|Date:||Monday, May 29th, 2017|
|Time:||10:30am -12:00pm Presentation & QA; 12:00pm – 1:00pm Lunch|
|Location:||Room 2300 (2nd floor)
Segal Graduate School
500 Granville Street, Vancouver
|Link:||Click here to register|
Management scholars face a highly nonlinear reward system based on top-tier publication. Many research-oriented schools of business and management have norms regarding a target number of publications in specific journals required for tenure, assessing scholarly performance primarily by counting a researcher’s published articles and weighing them by the impact factor of the journals in which they appear, and secondarily by certifying the substance of their contribution.
Many argue that these rewards tempt researchers to disregard negative and nonsignificant findings in favor of selectively collecting and analyzing data in a search for significant findings in support of accumulating publications in prestigious journals, which disproportionately publish statistically significant results (e.g., Bettis 2012). Evidence suggests that such behavior is widespread.
We examine adoption of a research practice that promotes statistically significant positive findings, p-hacking, which entails selectively omitting or including variables, observations, and/or statistical analyses until nonsignificant results become significant at standard levels (Simmons et al. 2011). We examine p-hacking in one and two-author articles published between 2000 and 2016 in two highly selective, top-tier management publications, the Academy of Management Journal, and Administrative Science Quarterly.
Dr Joel Baum, Ph.D is a Professor at the University of Toronto Rotman School of Management and the George E. Connell Chair in Organizations and Society.
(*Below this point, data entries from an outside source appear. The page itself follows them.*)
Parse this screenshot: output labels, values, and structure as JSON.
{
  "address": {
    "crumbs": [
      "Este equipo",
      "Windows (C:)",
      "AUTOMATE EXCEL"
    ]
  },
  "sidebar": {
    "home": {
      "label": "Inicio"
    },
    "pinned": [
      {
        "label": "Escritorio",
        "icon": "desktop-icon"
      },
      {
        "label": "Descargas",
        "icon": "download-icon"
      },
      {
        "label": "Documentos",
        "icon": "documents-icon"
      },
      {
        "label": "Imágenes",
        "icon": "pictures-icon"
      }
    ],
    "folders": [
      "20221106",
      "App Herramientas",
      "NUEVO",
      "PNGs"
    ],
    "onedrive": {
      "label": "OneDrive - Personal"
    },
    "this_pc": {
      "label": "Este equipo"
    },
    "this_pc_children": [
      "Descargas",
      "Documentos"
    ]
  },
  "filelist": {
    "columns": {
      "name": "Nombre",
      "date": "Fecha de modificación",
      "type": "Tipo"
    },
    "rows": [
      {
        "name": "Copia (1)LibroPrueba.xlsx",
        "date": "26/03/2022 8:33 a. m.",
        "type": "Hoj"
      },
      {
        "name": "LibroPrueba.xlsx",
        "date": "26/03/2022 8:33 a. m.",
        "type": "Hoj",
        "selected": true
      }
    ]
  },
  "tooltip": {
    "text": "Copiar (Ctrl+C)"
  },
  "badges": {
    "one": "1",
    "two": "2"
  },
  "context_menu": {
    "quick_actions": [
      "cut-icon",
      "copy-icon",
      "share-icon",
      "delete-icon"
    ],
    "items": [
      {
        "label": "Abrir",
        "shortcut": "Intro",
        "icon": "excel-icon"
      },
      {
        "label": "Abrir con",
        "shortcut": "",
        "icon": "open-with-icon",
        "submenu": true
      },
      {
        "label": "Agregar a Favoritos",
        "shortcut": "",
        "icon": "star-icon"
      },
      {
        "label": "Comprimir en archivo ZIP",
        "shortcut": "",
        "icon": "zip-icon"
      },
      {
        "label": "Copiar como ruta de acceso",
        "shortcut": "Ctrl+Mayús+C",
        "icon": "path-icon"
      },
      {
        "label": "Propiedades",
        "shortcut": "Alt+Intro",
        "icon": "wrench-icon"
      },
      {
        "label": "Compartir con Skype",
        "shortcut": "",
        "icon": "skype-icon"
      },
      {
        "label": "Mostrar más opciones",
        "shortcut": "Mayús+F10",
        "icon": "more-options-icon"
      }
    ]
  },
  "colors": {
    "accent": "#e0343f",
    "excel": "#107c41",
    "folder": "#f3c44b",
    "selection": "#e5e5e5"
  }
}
He sits on the editorial board of Strategic Management Journal and is founding Co-editor of Strategic Organization. Recent awards include Most Impactful Article, Journal of Business Venturing (2010) and Organization and Management Theory Distinguished Scholar, Academy of Management (2011). Joel teaches courses on Competitive Strategy and Strategic Organization. He studies the influence of interfirm competition and cooperation on firm behavior and performance in industries including investment banking, biotechnology, and private military services.